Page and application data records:
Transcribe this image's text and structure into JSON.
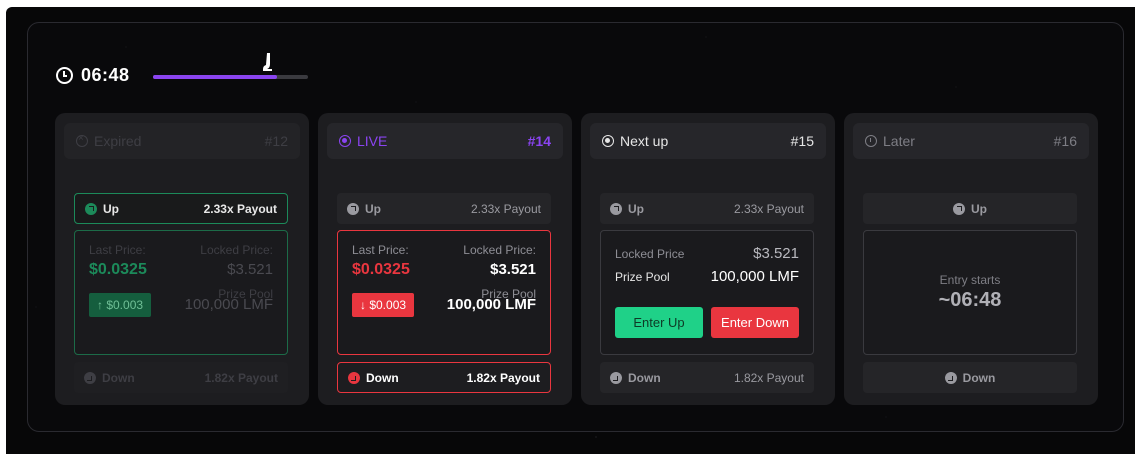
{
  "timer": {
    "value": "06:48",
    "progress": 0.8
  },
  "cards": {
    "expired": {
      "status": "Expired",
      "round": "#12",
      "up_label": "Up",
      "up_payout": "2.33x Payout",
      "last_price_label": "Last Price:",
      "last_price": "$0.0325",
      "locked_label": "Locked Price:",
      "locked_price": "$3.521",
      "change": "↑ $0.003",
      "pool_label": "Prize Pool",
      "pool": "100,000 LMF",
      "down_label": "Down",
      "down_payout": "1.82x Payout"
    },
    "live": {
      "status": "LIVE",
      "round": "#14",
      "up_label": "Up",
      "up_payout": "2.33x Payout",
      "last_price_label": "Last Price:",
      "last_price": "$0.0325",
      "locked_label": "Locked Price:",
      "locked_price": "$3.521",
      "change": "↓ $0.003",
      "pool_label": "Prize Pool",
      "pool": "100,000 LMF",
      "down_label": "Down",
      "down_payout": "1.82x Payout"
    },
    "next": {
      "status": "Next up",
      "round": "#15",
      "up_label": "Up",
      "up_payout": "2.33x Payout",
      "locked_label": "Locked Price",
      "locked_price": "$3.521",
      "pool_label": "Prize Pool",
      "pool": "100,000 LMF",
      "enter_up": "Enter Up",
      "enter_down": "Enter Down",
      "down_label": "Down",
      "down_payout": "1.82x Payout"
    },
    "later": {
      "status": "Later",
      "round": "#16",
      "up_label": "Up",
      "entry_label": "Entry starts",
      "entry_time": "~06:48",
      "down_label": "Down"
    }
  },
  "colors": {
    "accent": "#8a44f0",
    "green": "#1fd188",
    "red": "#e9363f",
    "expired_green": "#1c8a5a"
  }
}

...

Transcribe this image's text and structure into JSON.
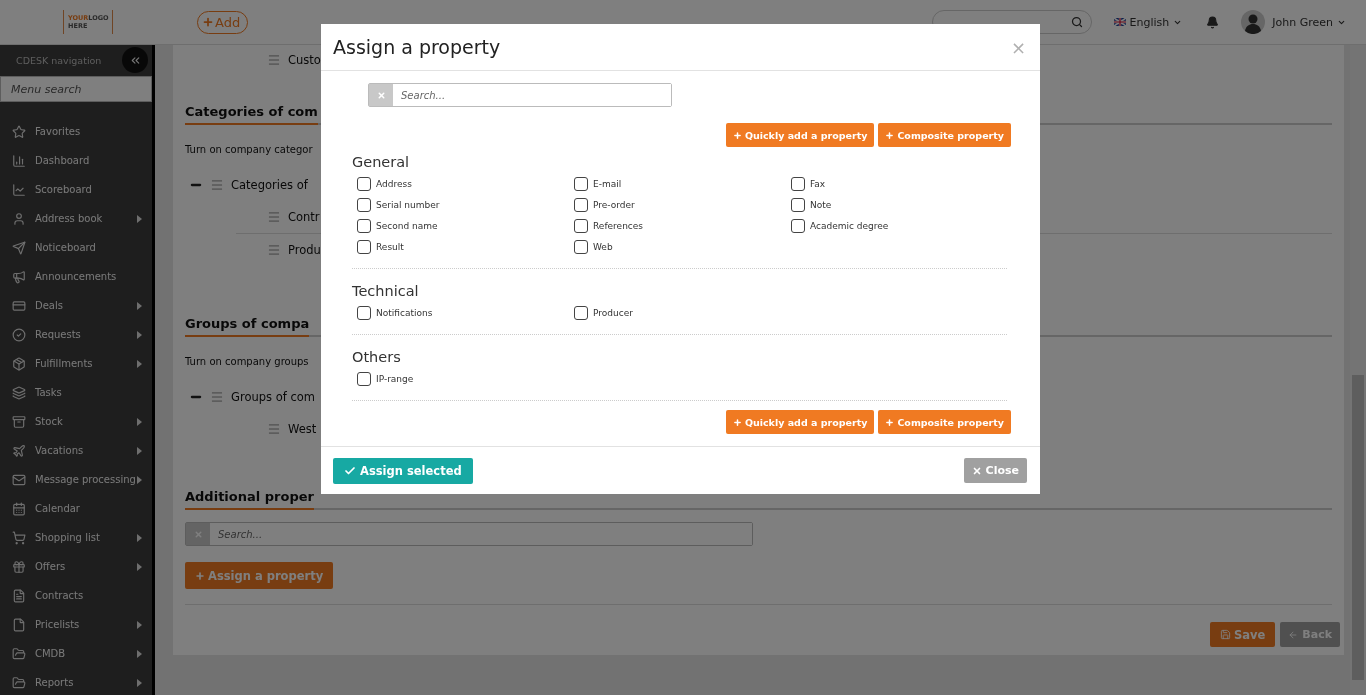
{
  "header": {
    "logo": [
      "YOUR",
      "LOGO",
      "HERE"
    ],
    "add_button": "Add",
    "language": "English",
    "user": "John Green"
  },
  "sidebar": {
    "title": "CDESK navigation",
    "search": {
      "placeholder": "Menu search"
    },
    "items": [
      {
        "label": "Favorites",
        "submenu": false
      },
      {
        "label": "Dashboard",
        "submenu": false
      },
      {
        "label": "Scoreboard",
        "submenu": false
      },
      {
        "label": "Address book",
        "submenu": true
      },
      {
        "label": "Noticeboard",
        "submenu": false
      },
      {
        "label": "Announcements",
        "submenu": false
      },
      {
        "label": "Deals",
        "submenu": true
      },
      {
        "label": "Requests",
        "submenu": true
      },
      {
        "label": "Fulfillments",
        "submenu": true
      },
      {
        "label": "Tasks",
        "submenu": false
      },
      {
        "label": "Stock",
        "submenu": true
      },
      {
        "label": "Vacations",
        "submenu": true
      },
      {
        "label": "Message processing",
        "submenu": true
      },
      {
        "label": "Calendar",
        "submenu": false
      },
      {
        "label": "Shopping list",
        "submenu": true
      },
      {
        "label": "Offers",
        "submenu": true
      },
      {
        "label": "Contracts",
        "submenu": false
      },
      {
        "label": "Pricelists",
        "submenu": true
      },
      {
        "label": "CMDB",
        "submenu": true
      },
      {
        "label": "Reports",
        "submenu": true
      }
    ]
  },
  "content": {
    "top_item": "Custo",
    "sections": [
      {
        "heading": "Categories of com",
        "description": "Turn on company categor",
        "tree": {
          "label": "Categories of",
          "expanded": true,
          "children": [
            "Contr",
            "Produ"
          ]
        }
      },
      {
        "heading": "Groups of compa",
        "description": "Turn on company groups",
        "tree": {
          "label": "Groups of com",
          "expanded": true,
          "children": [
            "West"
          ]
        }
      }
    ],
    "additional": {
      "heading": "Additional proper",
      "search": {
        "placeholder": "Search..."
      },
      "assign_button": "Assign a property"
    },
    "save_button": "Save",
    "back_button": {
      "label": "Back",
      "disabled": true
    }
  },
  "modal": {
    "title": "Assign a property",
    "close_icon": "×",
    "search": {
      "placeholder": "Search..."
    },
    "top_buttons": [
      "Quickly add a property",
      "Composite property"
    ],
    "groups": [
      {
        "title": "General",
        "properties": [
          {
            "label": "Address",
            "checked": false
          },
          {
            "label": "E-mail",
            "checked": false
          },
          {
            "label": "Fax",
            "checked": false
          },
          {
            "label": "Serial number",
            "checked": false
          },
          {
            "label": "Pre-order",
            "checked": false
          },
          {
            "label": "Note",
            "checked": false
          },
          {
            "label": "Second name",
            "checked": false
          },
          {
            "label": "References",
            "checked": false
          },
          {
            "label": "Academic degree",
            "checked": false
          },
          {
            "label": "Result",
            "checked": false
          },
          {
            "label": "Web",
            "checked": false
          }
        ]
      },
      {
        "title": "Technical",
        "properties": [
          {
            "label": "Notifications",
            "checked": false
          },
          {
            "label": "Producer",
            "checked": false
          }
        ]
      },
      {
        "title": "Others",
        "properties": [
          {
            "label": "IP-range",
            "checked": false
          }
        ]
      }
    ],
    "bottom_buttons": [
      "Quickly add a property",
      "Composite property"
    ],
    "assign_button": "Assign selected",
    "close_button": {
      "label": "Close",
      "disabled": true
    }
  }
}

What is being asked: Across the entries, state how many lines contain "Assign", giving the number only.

Response to this task: 3